At the top of the pass, there is a large lake that we had to ride around to get back to Falls Creek. The road here had many little ups and down. At times we could see where the road around the lake must go by following the flashing lights of other riders ahead of us. At least we were not alone. The lights played tricks on my eyes however. I was never sure how far ahead things were, or how much of a climb we were on. It was real riding-by-Braille territory. At one junction, Nancy, me and the other countless shadows now following us had to stop and wait for a car to pass as we had no idea which way to turn. Up and down, follow the light in front or the road markers, blinded by another car, repeat, keep rolling. I know this only went on for an hour, but I completely lost track of time while it was happening. Focus, focus, focus, keep rolling, that’s all I could think of.
I knew that there was a small climb from the lake, then descent into Falls Creek. But which climb and descent was anyone’s guess. After countless ups and downs, out of the corner of my eye I spotted the silhouette of a building. It took a second, but it registered that we had made it to Falls Creek. Just like that. I knew that there were no buildings until Falls Creek. Then Nancy spotted the car park and a few cars on the side of the road. Suddenly, we were there. Almost before I could process it, we were in the finishing shoot being cheered by those waiting at the finish line. I had been so locked into seeing the next pair of roadside posts, and not crashing that I couldn’t really believe it was over and that we had actually made it. Where they found people who would stand round in the rain at 9PM to cheer us I’ll never know. We crossed the line stopping to hug just about anyone within reach (including David who had just come in himself).

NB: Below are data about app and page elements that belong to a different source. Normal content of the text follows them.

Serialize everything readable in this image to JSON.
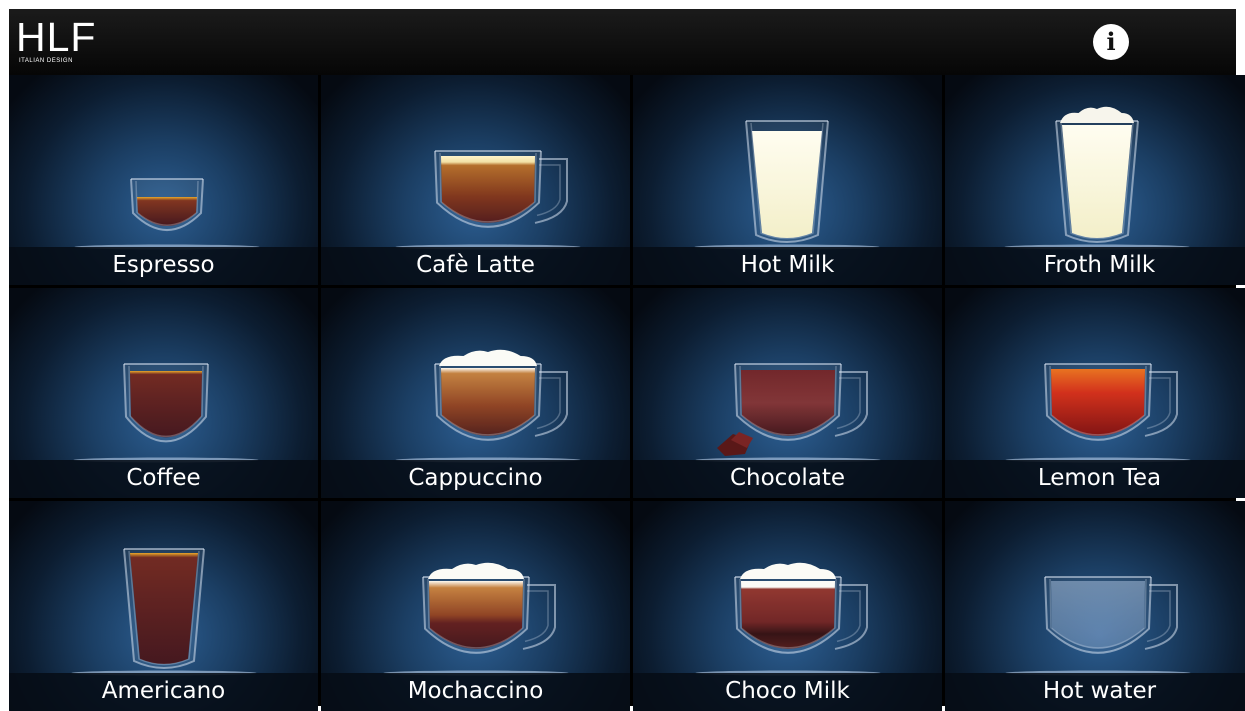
{
  "header": {
    "logo_text": "HLF",
    "logo_subtext": "ITALIAN DESIGN",
    "info_icon": "info-icon"
  },
  "drinks": [
    {
      "label": "Espresso",
      "cup": "espresso",
      "icon": "espresso-cup-icon"
    },
    {
      "label": "Cafè Latte",
      "cup": "latte",
      "icon": "latte-mug-icon"
    },
    {
      "label": "Hot Milk",
      "cup": "hotmilk",
      "icon": "hot-milk-glass-icon"
    },
    {
      "label": "Froth Milk",
      "cup": "frothmilk",
      "icon": "froth-milk-glass-icon"
    },
    {
      "label": "Coffee",
      "cup": "coffee",
      "icon": "coffee-cup-icon"
    },
    {
      "label": "Cappuccino",
      "cup": "cappuccino",
      "icon": "cappuccino-mug-icon"
    },
    {
      "label": "Chocolate",
      "cup": "chocolate",
      "icon": "chocolate-mug-icon"
    },
    {
      "label": "Lemon Tea",
      "cup": "lemontea",
      "icon": "lemon-tea-mug-icon"
    },
    {
      "label": "Americano",
      "cup": "americano",
      "icon": "americano-glass-icon"
    },
    {
      "label": "Mochaccino",
      "cup": "mochaccino",
      "icon": "mochaccino-mug-icon"
    },
    {
      "label": "Choco Milk",
      "cup": "chocomilk",
      "icon": "choco-milk-mug-icon"
    },
    {
      "label": "Hot water",
      "cup": "hotwater",
      "icon": "hot-water-mug-icon"
    }
  ],
  "colors": {
    "tile_glow": "#2c5e92",
    "tile_dark": "#050a12",
    "label_bar": "#060c16",
    "text": "#ffffff"
  }
}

The volunteers rushed us into the registration room, wrapped us in plastic and warm blankets and plied us with warm drinks. I was delirious. Both of us were shaking badly and couldn’t stop. One hand holding the hot Milo, the other holding our finisher’s jerseys. We sat there with the other ‘survivors’, all laughing a bit hysterically at what had just happened. Eventually, we returned to the land of the semi-warm and with one last bit of luck found a resort shuttle driver willing to take us the 1 mile uphill back to our lodge. I’m not sure we would have made it otherwise.
To be honest, I’m not exactly sure how we held it together the last 15k, how we avoided hitting road debris, how we stayed on the road without simply riding off the edge, how we dodged a ride-ending flat tire or how Nancy found the strength to not let me out of her sight. So much for our pre-ride scoffs, 3Peaks was as EPIC as they come.
Hardest ride we’ve ever done, without question. Sure, we are older now and maybe not as fast, but that was hard. Having the right rain gear made a huge difference. We could have done with some equipment “upgrades”, like a working pump, a couple 29s for the 16% and for sure something more than a pen light for the last hour. Would we do it again? Every day, the pain fades – but if there is another 3Peaks in our future, I’d like to see a little more than the 10 feet in front of me. Sunshine would be a prerequisite – or at least not torrential rains for 200k! Who knows, maybe we will watch the long range forecast.
And oh yeah, when I cleaned the grime covered bikes a week later, I found my rear tire had gone flat and there were at least 2 dozen little slivers of shale working their way into our tires. Yes, we were really lucky to evade that second flat tire…